■ Dataset rows for apps and sites ■

*** Begin section ***

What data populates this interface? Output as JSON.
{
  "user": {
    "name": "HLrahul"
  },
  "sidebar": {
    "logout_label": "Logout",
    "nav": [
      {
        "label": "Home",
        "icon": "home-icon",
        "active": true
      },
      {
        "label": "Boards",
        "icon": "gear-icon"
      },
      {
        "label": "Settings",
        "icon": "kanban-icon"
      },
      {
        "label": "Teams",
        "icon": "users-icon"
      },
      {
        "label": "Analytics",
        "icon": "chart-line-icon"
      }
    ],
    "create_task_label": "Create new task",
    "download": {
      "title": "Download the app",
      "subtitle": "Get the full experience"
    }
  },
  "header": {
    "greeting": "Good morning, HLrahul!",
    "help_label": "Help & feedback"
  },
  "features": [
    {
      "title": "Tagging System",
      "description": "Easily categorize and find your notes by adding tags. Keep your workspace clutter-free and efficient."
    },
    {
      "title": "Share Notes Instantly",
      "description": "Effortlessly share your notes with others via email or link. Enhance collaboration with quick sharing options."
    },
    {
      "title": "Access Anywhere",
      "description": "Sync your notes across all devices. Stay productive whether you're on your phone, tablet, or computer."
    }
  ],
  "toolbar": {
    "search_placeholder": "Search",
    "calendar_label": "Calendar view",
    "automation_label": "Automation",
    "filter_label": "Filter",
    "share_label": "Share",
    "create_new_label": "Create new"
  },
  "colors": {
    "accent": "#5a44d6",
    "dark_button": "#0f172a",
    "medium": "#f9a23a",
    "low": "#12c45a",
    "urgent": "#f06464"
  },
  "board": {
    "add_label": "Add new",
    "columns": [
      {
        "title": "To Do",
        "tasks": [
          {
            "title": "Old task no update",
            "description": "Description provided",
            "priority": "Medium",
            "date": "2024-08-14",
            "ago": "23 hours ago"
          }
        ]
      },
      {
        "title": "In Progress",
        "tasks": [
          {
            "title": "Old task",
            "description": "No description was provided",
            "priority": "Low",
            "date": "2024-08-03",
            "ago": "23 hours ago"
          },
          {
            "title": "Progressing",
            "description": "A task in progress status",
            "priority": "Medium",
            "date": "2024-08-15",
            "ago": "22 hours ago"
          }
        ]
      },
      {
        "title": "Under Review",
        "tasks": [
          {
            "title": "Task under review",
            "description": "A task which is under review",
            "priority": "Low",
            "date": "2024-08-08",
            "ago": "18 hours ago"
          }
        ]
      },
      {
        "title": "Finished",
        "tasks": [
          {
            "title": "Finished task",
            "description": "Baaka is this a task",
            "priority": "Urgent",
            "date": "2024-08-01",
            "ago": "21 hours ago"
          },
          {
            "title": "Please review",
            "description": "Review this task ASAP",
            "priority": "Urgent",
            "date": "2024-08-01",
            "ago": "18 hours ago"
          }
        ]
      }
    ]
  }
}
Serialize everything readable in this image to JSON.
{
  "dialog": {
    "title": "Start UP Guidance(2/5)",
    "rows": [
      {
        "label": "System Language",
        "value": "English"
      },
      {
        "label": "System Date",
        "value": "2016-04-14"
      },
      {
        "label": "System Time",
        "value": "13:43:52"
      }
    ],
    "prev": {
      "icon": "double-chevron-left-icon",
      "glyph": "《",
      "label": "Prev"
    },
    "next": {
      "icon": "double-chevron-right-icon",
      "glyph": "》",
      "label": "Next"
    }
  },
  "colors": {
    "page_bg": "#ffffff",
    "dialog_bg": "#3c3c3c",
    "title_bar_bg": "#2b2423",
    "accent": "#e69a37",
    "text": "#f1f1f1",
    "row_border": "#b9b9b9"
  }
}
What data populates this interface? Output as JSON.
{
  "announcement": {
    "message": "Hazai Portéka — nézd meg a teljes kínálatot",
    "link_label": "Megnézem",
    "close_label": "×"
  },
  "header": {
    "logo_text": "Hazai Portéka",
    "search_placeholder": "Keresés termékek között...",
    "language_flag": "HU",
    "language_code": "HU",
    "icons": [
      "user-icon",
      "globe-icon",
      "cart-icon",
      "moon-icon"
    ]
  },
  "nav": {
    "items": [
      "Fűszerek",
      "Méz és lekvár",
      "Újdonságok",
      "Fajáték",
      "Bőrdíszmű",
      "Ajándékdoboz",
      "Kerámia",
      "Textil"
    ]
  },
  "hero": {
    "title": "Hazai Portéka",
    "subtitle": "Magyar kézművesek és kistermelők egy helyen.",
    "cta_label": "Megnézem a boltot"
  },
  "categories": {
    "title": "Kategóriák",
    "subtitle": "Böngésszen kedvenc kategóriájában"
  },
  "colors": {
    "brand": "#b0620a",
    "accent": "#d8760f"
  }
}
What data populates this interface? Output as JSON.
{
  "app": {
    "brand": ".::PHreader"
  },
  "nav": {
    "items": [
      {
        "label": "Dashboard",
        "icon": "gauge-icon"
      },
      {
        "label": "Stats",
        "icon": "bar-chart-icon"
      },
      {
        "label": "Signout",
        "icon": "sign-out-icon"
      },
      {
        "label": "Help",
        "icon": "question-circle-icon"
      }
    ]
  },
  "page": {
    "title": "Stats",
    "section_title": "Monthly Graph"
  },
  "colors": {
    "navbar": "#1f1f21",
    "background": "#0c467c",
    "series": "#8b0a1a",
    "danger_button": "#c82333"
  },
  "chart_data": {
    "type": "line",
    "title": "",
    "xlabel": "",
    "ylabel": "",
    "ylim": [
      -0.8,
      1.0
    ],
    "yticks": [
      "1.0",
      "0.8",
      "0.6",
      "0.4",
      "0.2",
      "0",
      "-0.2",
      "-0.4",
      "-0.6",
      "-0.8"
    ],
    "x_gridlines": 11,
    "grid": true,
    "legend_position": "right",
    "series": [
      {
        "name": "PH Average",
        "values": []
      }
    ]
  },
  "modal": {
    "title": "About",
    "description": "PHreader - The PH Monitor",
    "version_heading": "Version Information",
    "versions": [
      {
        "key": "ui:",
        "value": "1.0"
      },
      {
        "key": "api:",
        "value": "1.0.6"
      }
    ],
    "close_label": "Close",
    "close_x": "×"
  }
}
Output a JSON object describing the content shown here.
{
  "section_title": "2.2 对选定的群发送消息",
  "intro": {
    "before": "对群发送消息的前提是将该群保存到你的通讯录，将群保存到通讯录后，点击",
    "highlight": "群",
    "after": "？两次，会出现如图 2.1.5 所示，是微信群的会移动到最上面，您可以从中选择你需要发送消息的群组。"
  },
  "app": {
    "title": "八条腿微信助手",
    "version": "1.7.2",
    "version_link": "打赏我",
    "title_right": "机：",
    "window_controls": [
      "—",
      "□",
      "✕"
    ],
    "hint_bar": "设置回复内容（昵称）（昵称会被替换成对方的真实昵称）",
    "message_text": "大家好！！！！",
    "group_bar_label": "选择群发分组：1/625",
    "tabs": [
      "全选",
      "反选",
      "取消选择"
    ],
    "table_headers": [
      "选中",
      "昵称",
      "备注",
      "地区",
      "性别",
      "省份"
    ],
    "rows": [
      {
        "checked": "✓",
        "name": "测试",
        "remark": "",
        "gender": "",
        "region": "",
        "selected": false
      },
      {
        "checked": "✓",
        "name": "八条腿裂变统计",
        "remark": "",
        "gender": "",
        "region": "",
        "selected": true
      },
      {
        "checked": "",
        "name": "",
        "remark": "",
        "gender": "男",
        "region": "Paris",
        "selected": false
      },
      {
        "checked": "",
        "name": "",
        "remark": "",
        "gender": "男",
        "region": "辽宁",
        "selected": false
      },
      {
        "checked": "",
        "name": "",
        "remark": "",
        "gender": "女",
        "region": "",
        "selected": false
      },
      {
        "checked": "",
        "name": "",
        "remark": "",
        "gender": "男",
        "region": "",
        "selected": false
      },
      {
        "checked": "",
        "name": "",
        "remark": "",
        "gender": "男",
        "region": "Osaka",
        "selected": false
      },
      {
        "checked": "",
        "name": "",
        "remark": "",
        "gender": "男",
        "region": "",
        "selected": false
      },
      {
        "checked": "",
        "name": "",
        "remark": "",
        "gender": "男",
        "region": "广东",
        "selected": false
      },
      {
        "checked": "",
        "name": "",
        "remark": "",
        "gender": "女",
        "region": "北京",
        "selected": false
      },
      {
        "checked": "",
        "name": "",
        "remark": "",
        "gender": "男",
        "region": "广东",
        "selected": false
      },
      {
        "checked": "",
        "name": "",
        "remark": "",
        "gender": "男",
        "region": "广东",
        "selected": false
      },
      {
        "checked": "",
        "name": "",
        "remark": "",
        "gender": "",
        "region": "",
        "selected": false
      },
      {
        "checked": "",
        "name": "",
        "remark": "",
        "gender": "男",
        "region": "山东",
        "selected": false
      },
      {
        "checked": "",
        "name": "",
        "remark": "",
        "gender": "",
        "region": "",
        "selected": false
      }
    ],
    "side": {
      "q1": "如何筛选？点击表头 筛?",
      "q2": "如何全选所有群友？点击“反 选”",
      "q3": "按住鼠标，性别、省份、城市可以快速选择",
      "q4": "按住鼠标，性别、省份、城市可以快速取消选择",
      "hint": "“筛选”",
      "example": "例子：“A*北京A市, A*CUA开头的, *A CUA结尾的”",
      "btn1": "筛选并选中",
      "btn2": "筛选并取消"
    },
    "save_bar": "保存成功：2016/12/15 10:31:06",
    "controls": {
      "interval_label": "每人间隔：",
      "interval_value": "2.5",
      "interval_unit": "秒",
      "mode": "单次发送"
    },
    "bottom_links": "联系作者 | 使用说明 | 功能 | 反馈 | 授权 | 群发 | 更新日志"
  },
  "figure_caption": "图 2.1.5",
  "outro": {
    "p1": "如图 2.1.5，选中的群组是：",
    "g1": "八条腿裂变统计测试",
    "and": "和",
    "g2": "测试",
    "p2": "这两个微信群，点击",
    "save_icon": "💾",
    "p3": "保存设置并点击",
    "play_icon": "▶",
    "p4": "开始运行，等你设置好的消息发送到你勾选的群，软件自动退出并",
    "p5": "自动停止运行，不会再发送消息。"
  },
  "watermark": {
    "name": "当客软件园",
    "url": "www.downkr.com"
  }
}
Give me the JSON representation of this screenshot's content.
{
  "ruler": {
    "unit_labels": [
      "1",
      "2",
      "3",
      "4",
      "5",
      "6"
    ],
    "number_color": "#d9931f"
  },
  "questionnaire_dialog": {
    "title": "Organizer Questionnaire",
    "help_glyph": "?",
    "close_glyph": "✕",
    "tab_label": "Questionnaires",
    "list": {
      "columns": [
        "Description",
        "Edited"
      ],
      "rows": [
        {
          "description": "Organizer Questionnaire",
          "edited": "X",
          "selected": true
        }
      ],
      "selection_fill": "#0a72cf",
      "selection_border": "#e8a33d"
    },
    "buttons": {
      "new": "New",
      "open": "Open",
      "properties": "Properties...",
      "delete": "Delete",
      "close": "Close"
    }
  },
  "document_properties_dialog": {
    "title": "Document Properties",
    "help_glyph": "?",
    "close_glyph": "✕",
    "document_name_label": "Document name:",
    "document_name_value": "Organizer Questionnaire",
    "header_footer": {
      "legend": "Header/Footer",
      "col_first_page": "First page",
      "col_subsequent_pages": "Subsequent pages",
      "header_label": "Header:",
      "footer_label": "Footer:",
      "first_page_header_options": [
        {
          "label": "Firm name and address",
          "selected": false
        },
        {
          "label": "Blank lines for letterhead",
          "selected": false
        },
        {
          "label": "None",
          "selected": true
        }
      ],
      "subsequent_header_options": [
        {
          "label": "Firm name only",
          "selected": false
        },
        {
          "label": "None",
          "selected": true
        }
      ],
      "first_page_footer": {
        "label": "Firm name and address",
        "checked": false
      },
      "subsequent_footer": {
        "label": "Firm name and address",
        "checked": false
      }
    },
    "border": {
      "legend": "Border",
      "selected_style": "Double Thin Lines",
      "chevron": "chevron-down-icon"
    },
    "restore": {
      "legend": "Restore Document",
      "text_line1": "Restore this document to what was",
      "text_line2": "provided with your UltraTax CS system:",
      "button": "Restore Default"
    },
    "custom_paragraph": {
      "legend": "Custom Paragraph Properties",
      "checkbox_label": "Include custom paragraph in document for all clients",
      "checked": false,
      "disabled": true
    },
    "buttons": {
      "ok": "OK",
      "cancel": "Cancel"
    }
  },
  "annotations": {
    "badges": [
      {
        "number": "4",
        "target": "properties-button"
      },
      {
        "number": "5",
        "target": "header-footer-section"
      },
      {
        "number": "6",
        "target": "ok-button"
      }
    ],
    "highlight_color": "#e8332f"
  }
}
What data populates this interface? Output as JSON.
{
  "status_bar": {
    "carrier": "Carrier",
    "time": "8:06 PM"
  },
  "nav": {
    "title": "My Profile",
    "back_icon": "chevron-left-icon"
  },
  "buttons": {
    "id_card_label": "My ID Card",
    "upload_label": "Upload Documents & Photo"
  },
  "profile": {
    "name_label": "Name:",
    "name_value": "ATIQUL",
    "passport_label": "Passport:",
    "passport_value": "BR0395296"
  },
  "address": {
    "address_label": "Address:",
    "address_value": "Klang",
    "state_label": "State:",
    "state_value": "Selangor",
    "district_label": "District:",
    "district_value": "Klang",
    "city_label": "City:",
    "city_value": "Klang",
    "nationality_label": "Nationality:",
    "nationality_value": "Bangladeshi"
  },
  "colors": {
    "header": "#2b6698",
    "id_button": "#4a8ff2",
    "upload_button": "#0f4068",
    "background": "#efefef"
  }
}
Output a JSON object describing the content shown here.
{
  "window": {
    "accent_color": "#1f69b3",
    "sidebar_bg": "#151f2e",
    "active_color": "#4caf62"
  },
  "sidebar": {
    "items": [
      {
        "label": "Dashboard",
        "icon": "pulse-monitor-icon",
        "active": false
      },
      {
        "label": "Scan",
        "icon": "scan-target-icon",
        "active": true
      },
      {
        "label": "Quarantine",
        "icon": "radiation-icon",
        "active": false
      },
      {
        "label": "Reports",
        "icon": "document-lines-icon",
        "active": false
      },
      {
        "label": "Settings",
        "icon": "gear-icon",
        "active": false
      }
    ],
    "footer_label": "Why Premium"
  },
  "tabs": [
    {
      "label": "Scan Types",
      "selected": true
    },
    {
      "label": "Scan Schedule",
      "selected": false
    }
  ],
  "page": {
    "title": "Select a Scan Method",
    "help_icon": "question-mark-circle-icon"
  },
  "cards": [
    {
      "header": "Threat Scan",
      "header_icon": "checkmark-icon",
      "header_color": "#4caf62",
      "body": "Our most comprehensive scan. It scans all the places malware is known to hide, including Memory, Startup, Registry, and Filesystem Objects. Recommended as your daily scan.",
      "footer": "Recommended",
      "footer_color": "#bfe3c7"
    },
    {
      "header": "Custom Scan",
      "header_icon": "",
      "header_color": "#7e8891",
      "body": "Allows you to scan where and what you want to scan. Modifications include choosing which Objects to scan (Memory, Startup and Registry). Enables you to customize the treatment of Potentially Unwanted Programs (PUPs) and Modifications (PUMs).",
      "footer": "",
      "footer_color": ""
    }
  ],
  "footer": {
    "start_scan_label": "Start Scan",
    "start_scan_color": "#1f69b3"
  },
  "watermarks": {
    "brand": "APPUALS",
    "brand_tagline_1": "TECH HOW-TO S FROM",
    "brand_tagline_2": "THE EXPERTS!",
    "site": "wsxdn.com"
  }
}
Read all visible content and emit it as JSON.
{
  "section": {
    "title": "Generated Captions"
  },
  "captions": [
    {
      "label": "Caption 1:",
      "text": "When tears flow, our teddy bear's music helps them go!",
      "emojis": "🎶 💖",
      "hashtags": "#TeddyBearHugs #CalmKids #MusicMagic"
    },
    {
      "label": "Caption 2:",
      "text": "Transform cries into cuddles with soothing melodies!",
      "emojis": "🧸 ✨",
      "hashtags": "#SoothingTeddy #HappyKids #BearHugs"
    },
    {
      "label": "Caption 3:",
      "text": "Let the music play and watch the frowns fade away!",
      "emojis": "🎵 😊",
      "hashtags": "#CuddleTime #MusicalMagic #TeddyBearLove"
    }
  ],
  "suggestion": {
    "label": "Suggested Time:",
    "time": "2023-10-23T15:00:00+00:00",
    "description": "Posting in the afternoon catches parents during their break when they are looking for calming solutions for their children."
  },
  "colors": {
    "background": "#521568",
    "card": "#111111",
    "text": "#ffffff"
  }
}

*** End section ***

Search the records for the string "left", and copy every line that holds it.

■ WRITTEN ANSWER ■
      "icon": "double-chevron-left-icon",
    "back_icon": "chevron-left-icon"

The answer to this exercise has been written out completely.